Task statement: Reproduce the entries beneath exactly, without their images.

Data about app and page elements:
◆ ◆ ◆
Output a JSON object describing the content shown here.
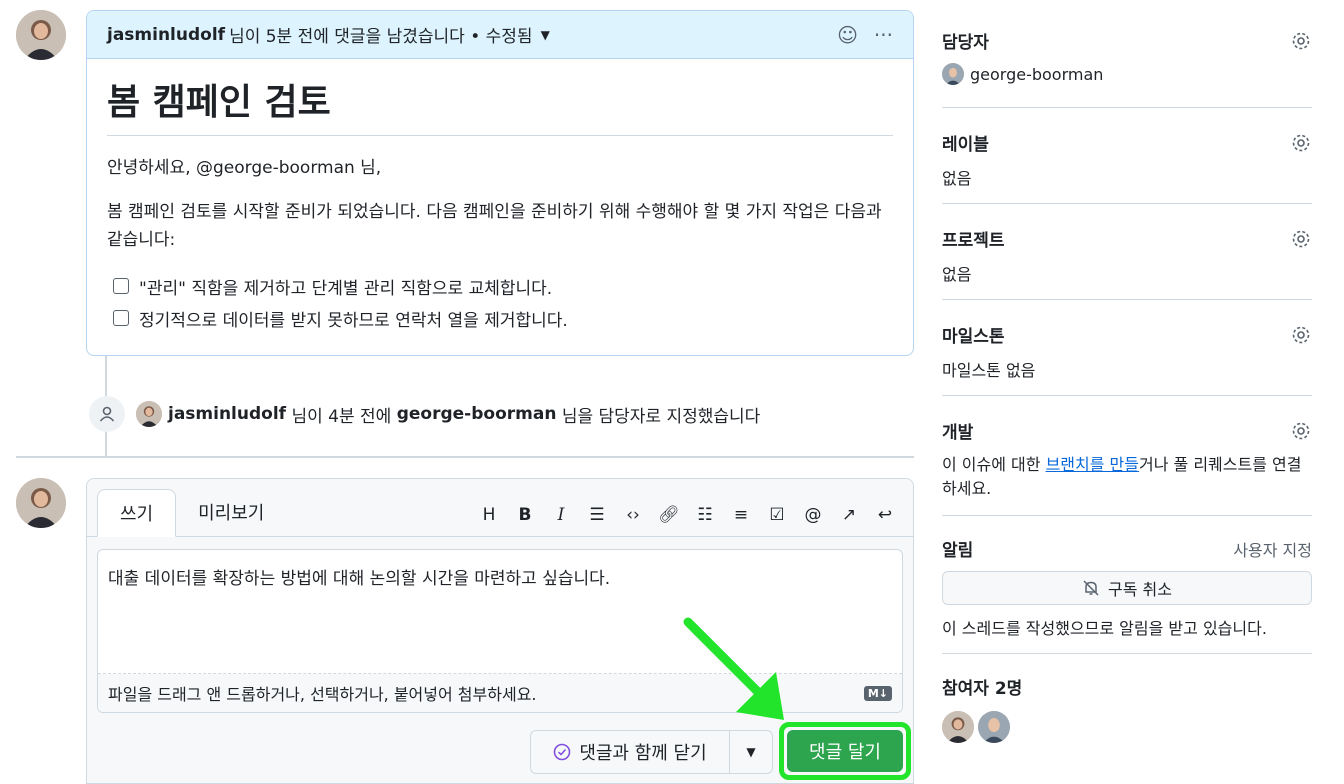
{
  "comment": {
    "author": "jasminludolf",
    "meta": "님이 5분 전에 댓글을 남겼습니다 • 수정됨",
    "title": "봄 캠페인 검토",
    "greeting": "안녕하세요, @george-boorman 님,",
    "paragraph": "봄 캠페인 검토를 시작할 준비가 되었습니다. 다음 캠페인을 준비하기 위해 수행해야 할 몇 가지 작업은 다음과 같습니다:",
    "tasks": [
      "\"관리\" 직함을 제거하고 단계별 관리 직함으로 교체합니다.",
      "정기적으로 데이터를 받지 못하므로 연락처 열을 제거합니다."
    ]
  },
  "event": {
    "actor": "jasminludolf",
    "text1": "님이 4분 전에",
    "assignee": "george-boorman",
    "text2": "님을 담당자로 지정했습니다"
  },
  "editor": {
    "tab_write": "쓰기",
    "tab_preview": "미리보기",
    "text": "대출 데이터를 확장하는 방법에 대해 논의할 시간을 마련하고 싶습니다.",
    "attach_hint": "파일을 드래그 앤 드롭하거나, 선택하거나, 붙어넣어 첨부하세요.",
    "md_badge": "M↓",
    "close_button": "댓글과 함께 닫기",
    "comment_button": "댓글 달기"
  },
  "sidebar": {
    "assignees": {
      "title": "담당자",
      "value": "george-boorman"
    },
    "labels": {
      "title": "레이블",
      "value": "없음"
    },
    "projects": {
      "title": "프로젝트",
      "value": "없음"
    },
    "milestone": {
      "title": "마일스톤",
      "value": "마일스톤 없음"
    },
    "development": {
      "title": "개발",
      "text_before": "이 이슈에 대한 ",
      "link": "브랜치를 만들",
      "text_after": "거나 풀 리퀘스트를 연결하세요."
    },
    "notifications": {
      "title": "알림",
      "customize": "사용자 지정",
      "unsubscribe": "구독 취소",
      "reason": "이 스레드를 작성했으므로 알림을 받고 있습니다."
    },
    "participants": {
      "title": "참여자 2명"
    }
  },
  "colors": {
    "accent": "#0969da",
    "primary_button": "#2da44e",
    "highlight": "#22e42a",
    "header_bg": "#ddf4ff"
  }
}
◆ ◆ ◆
Response for this exercise:
Output a JSON object describing the content shown here.
{
  "comment": {
    "author": "jasminludolf",
    "meta": "님이 5분 전에 댓글을 남겼습니다 • 수정됨",
    "title": "봄 캠페인 검토",
    "greeting": "안녕하세요, @george-boorman 님,",
    "paragraph": "봄 캠페인 검토를 시작할 준비가 되었습니다. 다음 캠페인을 준비하기 위해 수행해야 할 몇 가지 작업은 다음과 같습니다:",
    "tasks": [
      "\"관리\" 직함을 제거하고 단계별 관리 직함으로 교체합니다.",
      "정기적으로 데이터를 받지 못하므로 연락처 열을 제거합니다."
    ]
  },
  "event": {
    "actor": "jasminludolf",
    "text1": "님이 4분 전에",
    "assignee": "george-boorman",
    "text2": "님을 담당자로 지정했습니다"
  },
  "editor": {
    "tab_write": "쓰기",
    "tab_preview": "미리보기",
    "text": "대출 데이터를 확장하는 방법에 대해 논의할 시간을 마련하고 싶습니다.",
    "attach_hint": "파일을 드래그 앤 드롭하거나, 선택하거나, 붙어넣어 첨부하세요.",
    "md_badge": "M↓",
    "close_button": "댓글과 함께 닫기",
    "comment_button": "댓글 달기"
  },
  "sidebar": {
    "assignees": {
      "title": "담당자",
      "value": "george-boorman"
    },
    "labels": {
      "title": "레이블",
      "value": "없음"
    },
    "projects": {
      "title": "프로젝트",
      "value": "없음"
    },
    "milestone": {
      "title": "마일스톤",
      "value": "마일스톤 없음"
    },
    "development": {
      "title": "개발",
      "text_before": "이 이슈에 대한 ",
      "link": "브랜치를 만들",
      "text_after": "거나 풀 리퀘스트를 연결하세요."
    },
    "notifications": {
      "title": "알림",
      "customize": "사용자 지정",
      "unsubscribe": "구독 취소",
      "reason": "이 스레드를 작성했으므로 알림을 받고 있습니다."
    },
    "participants": {
      "title": "참여자 2명"
    }
  },
  "colors": {
    "accent": "#0969da",
    "primary_button": "#2da44e",
    "highlight": "#22e42a",
    "header_bg": "#ddf4ff"
  }
}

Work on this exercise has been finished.